» **HOW TO COMPLETE THIS TASK**
When you copy the material below, keep every line exact and drop the pictures.
[SUPPLIED MATERIAL — start]
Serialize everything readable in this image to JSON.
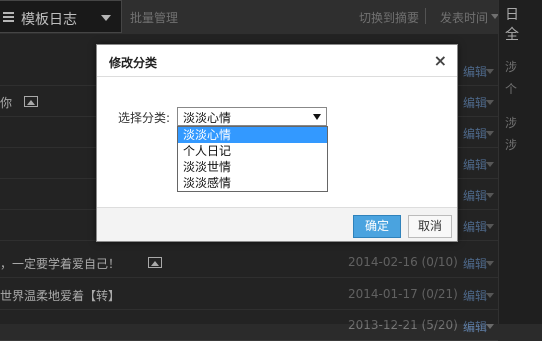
{
  "topbar": {
    "template_label": "模板日志",
    "batch_manage": "批量管理",
    "switch_summary": "切换到摘要",
    "sort_label": "发表时间"
  },
  "right_panel": {
    "chars": [
      "日",
      "全",
      "涉",
      "个",
      "涉",
      "涉"
    ]
  },
  "rows": [
    {
      "text": "",
      "date": "",
      "edit": "编辑"
    },
    {
      "text": "你",
      "has_image": true,
      "date": "",
      "edit": "编辑"
    },
    {
      "text": "",
      "date": "",
      "edit": "编辑"
    },
    {
      "text": "",
      "date": "",
      "edit": "编辑"
    },
    {
      "text": "",
      "date": "",
      "edit": "编辑"
    },
    {
      "text": "",
      "date": "",
      "edit": "编辑"
    },
    {
      "text": "，一定要学着爱自己！",
      "has_image": true,
      "date": "2014-02-16  (0/10)",
      "edit": "编辑"
    },
    {
      "text": "世界温柔地爱着【转】",
      "date": "2014-01-17  (0/21)",
      "edit": "编辑"
    },
    {
      "text": "",
      "date": "2013-12-21  (5/20)",
      "edit": "编辑"
    }
  ],
  "dialog": {
    "title": "修改分类",
    "close": "×",
    "field_label": "选择分类:",
    "selected_value": "淡淡心情",
    "options": [
      "淡淡心情",
      "个人日记",
      "淡淡世情",
      "淡淡感情"
    ],
    "ok_label": "确定",
    "cancel_label": "取消"
  }
}
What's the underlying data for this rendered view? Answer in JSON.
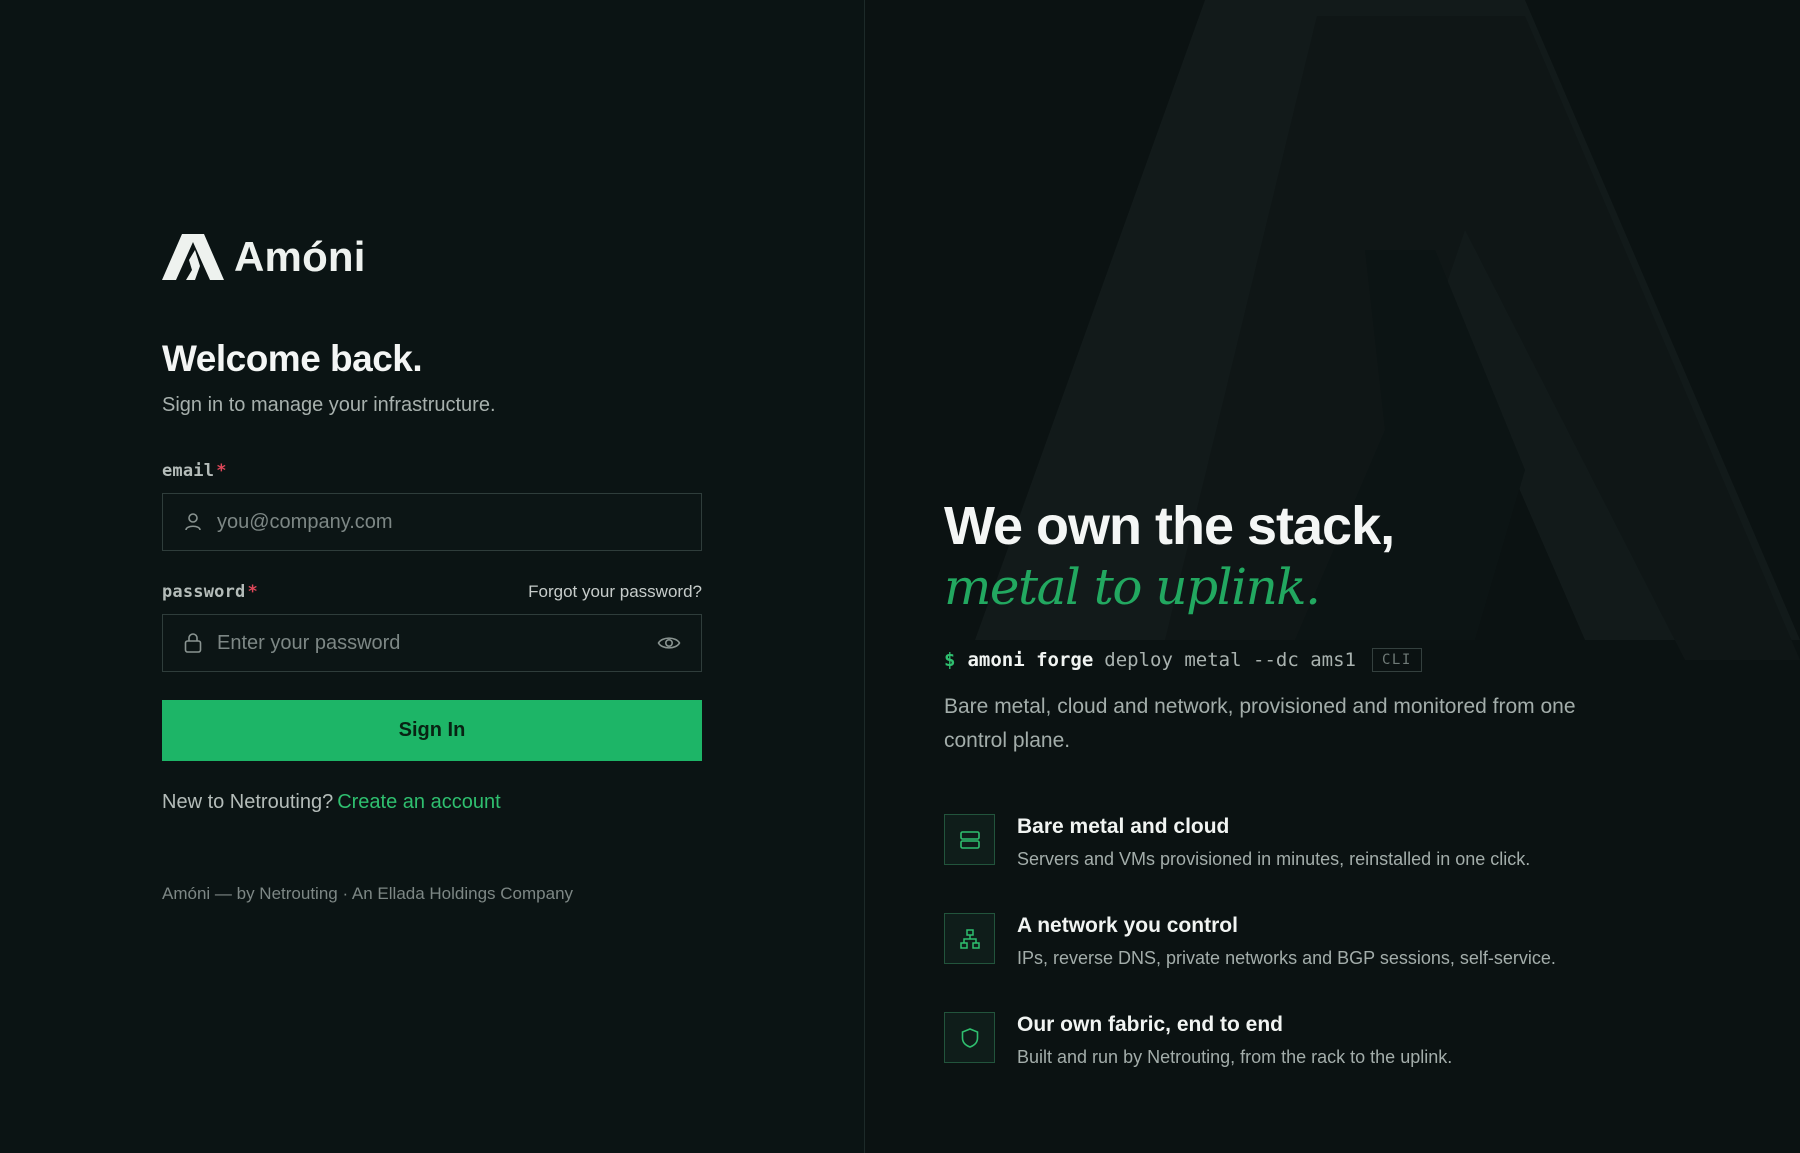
{
  "colors": {
    "accent": "#1db567",
    "accent_text": "#2fbf6f",
    "required": "#e0485a",
    "background": "#0b1313"
  },
  "brand": {
    "logo_icon": "amoni-a-mark-icon",
    "name": "Amóni"
  },
  "login": {
    "title": "Welcome back.",
    "subtitle": "Sign in to manage your infrastructure.",
    "email": {
      "label": "email",
      "required_mark": "*",
      "icon": "user-icon",
      "value": "",
      "placeholder": "you@company.com"
    },
    "password": {
      "label": "password",
      "required_mark": "*",
      "forgot_link": "Forgot your password?",
      "icon": "lock-icon",
      "toggle_icon": "eye-icon",
      "value": "",
      "placeholder": "Enter your password"
    },
    "submit_label": "Sign In",
    "new_prompt": "New to Netrouting?",
    "create_link": "Create an account",
    "footer": "Amóni — by Netrouting · An Ellada Holdings Company"
  },
  "hero": {
    "headline": "We own the stack,",
    "headline_italic": "metal to uplink.",
    "cli": {
      "prompt": "$",
      "command": "amoni forge",
      "args": "deploy metal --dc ams1",
      "badge": "CLI"
    },
    "description": "Bare metal, cloud and network, provisioned and monitored from one control plane.",
    "features": [
      {
        "icon": "server-icon",
        "title": "Bare metal and cloud",
        "description": "Servers and VMs provisioned in minutes, reinstalled in one click."
      },
      {
        "icon": "network-icon",
        "title": "A network you control",
        "description": "IPs, reverse DNS, private networks and BGP sessions, self-service."
      },
      {
        "icon": "shield-icon",
        "title": "Our own fabric, end to end",
        "description": "Built and run by Netrouting, from the rack to the uplink."
      }
    ]
  }
}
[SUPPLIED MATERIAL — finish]
» **EXPECTED ANSWER**
Serialize everything readable in this image to JSON.
{
  "topbar": {
    "template_label": "模板日志",
    "batch_manage": "批量管理",
    "switch_summary": "切换到摘要",
    "sort_label": "发表时间"
  },
  "right_panel": {
    "chars": [
      "日",
      "全",
      "涉",
      "个",
      "涉",
      "涉"
    ]
  },
  "rows": [
    {
      "text": "",
      "date": "",
      "edit": "编辑"
    },
    {
      "text": "你",
      "has_image": true,
      "date": "",
      "edit": "编辑"
    },
    {
      "text": "",
      "date": "",
      "edit": "编辑"
    },
    {
      "text": "",
      "date": "",
      "edit": "编辑"
    },
    {
      "text": "",
      "date": "",
      "edit": "编辑"
    },
    {
      "text": "",
      "date": "",
      "edit": "编辑"
    },
    {
      "text": "，一定要学着爱自己！",
      "has_image": true,
      "date": "2014-02-16  (0/10)",
      "edit": "编辑"
    },
    {
      "text": "世界温柔地爱着【转】",
      "date": "2014-01-17  (0/21)",
      "edit": "编辑"
    },
    {
      "text": "",
      "date": "2013-12-21  (5/20)",
      "edit": "编辑"
    }
  ],
  "dialog": {
    "title": "修改分类",
    "close": "×",
    "field_label": "选择分类:",
    "selected_value": "淡淡心情",
    "options": [
      "淡淡心情",
      "个人日记",
      "淡淡世情",
      "淡淡感情"
    ],
    "ok_label": "确定",
    "cancel_label": "取消"
  }
}
What's the underlying data for this rendered view? Answer in JSON.
{
  "colors": {
    "accent": "#1db567",
    "accent_text": "#2fbf6f",
    "required": "#e0485a",
    "background": "#0b1313"
  },
  "brand": {
    "logo_icon": "amoni-a-mark-icon",
    "name": "Amóni"
  },
  "login": {
    "title": "Welcome back.",
    "subtitle": "Sign in to manage your infrastructure.",
    "email": {
      "label": "email",
      "required_mark": "*",
      "icon": "user-icon",
      "value": "",
      "placeholder": "you@company.com"
    },
    "password": {
      "label": "password",
      "required_mark": "*",
      "forgot_link": "Forgot your password?",
      "icon": "lock-icon",
      "toggle_icon": "eye-icon",
      "value": "",
      "placeholder": "Enter your password"
    },
    "submit_label": "Sign In",
    "new_prompt": "New to Netrouting?",
    "create_link": "Create an account",
    "footer": "Amóni — by Netrouting · An Ellada Holdings Company"
  },
  "hero": {
    "headline": "We own the stack,",
    "headline_italic": "metal to uplink.",
    "cli": {
      "prompt": "$",
      "command": "amoni forge",
      "args": "deploy metal --dc ams1",
      "badge": "CLI"
    },
    "description": "Bare metal, cloud and network, provisioned and monitored from one control plane.",
    "features": [
      {
        "icon": "server-icon",
        "title": "Bare metal and cloud",
        "description": "Servers and VMs provisioned in minutes, reinstalled in one click."
      },
      {
        "icon": "network-icon",
        "title": "A network you control",
        "description": "IPs, reverse DNS, private networks and BGP sessions, self-service."
      },
      {
        "icon": "shield-icon",
        "title": "Our own fabric, end to end",
        "description": "Built and run by Netrouting, from the rack to the uplink."
      }
    ]
  }
}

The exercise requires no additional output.